This is the second time in recent months that UNRWA workers have been found to carry hateful messages against Israelis and Jews on their Facebook accounts. After U.N. Watch’s previous report issued September 1, UNRWA promised it would take “disciplinary action, up to and including dismissal” if it finds that staff members violated the organization’s neutrality. As of now, there has been no indication any action has been taken.
U.N. Watch believes its best chance of leaning on UNRWA is through its major donors, primarily the United States which provided the agency more than $400 million last year, making it the largest international donor. The European Union gave UNRWA $139 million. The watchdog organization urged its supporters to reach out to Secretary of State John Kerry with a call to force the removal of the inciting posts. “I urge you to put an end to the hijacking of humanitarianism by hate,” the petition reads.
The Obama administration, as well as the government of Israel, largely view UNRWA as a crucial partner in maintaining stability in the region thanks to the social services it provides to Palestinian refugees. Congress, on the other hand, has been more willing to take on the agency. In the past, efforts to block funding to UNRWA were derailed, mainly due to pushback from the administration and a lack of support for such moves from Israel. But Congress, in hearings and legislation, has succeeded in raising awareness of perceived anti-Israel bias in the agency and in increasing pressure for more accountability.
UNRWA is not the only United Nations agency in hot water following the surge in violence in Israel. UNESCO, the U.N’s cultural agency, is expected to vote on Wednesday on a resolution declaring that the Western Wall, Judaism’s most holy site, is part of the adjacent Al Aqsa mosque. The resolution, proposed by six Arab states, ignited harsh responses from the Israeli government and from Jewish organizations. “We must not watch in silence as this key UN body denies the Jewish people’s connection to our holiest site — and, in doing so, shamelessly rewrites history and sets back the cause of peace,” said the American Jewish Committee’s executive director, David Harris, in an email calling supporters to sign a petition against the resolution.
This article has been updated to reflect a statement issued by UNWRA October 20.
Contact Nathan Guttman at firstname.lastname@example.org or on Twitter @nathanguttman

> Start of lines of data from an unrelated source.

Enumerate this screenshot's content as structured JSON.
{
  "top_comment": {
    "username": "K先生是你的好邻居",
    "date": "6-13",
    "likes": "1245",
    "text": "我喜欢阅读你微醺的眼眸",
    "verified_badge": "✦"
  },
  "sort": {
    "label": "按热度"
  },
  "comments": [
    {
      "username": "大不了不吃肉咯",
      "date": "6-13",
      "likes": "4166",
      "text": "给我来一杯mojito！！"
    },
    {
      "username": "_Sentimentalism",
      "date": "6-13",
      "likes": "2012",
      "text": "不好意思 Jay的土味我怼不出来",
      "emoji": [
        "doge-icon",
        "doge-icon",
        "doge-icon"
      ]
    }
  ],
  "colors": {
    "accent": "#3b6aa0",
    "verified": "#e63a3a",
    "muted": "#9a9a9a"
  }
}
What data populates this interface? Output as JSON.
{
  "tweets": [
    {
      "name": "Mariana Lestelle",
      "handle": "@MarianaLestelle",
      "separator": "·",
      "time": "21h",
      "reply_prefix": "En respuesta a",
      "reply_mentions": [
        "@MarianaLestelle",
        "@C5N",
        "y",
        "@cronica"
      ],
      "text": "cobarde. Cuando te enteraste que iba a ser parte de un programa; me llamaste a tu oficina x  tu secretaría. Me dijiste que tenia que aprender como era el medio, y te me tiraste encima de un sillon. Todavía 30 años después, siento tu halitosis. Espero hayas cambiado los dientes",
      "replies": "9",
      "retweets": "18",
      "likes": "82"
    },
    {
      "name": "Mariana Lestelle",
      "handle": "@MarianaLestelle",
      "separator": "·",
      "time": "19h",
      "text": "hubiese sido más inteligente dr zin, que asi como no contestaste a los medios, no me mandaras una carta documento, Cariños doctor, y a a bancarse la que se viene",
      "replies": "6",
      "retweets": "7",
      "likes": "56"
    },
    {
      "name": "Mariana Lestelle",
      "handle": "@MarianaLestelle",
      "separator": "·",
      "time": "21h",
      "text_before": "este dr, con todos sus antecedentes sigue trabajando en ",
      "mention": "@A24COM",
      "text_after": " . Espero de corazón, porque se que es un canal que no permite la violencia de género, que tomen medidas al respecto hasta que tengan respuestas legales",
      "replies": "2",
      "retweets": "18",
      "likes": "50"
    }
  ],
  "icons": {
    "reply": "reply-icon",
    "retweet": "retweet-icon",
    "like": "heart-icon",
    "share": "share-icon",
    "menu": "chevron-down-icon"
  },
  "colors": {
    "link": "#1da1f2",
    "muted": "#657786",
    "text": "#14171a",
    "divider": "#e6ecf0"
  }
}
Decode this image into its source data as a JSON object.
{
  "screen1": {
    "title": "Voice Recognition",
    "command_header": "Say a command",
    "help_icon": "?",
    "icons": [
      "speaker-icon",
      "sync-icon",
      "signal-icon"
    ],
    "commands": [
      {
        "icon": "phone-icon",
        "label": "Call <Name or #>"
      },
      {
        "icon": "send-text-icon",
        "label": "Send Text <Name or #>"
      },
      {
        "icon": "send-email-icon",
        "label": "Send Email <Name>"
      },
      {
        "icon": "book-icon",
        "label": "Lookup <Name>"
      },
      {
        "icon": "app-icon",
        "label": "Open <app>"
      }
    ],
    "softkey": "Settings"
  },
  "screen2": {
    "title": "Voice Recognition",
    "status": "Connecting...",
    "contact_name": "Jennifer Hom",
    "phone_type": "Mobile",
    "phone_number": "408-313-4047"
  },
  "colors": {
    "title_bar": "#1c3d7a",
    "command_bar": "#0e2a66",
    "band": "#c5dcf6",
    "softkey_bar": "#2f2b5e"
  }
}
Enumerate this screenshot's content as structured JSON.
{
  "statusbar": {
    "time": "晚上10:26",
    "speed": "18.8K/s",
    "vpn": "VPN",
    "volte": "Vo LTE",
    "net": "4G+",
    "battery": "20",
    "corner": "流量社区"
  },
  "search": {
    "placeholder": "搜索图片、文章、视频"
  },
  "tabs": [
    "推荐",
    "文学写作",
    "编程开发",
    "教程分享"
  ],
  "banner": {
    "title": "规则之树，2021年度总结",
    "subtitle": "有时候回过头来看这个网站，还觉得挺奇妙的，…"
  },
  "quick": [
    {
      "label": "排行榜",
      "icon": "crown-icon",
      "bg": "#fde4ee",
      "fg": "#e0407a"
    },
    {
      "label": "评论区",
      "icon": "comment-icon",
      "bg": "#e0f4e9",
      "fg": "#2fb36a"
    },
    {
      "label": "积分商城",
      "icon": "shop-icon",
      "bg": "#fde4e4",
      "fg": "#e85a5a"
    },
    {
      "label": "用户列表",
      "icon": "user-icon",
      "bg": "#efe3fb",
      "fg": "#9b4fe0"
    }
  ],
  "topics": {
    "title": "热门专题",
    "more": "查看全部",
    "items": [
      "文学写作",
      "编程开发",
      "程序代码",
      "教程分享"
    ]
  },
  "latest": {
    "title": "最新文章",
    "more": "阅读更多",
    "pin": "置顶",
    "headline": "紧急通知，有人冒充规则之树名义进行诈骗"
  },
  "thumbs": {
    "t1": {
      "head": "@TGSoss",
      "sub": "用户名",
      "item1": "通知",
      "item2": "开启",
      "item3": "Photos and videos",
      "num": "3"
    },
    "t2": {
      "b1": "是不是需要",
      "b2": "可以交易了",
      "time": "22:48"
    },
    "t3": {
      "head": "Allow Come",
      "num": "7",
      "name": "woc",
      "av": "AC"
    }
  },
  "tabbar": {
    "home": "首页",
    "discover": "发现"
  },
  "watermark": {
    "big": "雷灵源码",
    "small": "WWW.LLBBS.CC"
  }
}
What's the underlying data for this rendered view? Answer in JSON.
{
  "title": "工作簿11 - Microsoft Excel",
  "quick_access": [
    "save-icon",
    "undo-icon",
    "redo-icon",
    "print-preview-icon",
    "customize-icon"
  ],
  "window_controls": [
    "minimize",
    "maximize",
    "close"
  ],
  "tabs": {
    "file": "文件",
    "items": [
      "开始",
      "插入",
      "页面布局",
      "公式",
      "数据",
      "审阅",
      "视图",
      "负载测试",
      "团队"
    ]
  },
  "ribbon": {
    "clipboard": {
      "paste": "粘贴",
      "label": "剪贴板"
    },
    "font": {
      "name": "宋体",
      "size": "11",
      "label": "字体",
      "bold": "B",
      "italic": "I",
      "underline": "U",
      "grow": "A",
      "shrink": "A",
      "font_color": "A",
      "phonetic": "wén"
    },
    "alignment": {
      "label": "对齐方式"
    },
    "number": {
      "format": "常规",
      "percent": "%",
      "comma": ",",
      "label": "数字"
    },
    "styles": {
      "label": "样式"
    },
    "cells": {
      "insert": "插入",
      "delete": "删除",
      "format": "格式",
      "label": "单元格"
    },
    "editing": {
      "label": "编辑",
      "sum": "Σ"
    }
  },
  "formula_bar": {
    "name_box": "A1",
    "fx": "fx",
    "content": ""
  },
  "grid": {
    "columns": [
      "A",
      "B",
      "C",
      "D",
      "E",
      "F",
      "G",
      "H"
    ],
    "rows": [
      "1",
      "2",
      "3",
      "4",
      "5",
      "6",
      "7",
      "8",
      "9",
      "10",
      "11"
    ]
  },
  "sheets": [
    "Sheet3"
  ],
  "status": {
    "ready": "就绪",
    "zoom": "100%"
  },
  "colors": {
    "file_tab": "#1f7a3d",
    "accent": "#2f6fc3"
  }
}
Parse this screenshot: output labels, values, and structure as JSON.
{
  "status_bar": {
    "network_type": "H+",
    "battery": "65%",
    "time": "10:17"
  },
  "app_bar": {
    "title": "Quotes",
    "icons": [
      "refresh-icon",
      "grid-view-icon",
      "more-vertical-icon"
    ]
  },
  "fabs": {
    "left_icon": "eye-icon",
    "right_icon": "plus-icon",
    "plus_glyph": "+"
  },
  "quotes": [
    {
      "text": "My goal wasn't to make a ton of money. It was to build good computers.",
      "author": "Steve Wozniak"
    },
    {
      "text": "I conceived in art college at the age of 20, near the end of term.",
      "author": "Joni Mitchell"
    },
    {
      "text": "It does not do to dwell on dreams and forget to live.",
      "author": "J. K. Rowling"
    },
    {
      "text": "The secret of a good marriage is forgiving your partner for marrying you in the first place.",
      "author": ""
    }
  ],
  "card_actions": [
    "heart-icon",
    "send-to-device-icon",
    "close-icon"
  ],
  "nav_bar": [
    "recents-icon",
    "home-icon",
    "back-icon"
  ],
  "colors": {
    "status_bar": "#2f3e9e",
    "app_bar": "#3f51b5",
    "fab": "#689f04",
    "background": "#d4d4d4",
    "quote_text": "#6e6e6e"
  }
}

Nathan Guttman staff writer, is the Forward’s Washington bureau chief. He joined the staff in 2006 after serving for five years as Washington correspondent for the Israeli dailies Ha’aretz and The Jerusalem Post. In Israel, he was the features editor for Ha’aretz and chief editor of Channel 1 TV evening news. He was born in Canada and grew up in Israel. He is a graduate of the Hebrew University of Jerusalem. Contact Nathan at email@example.com, or follow him on Twitter @nathanguttman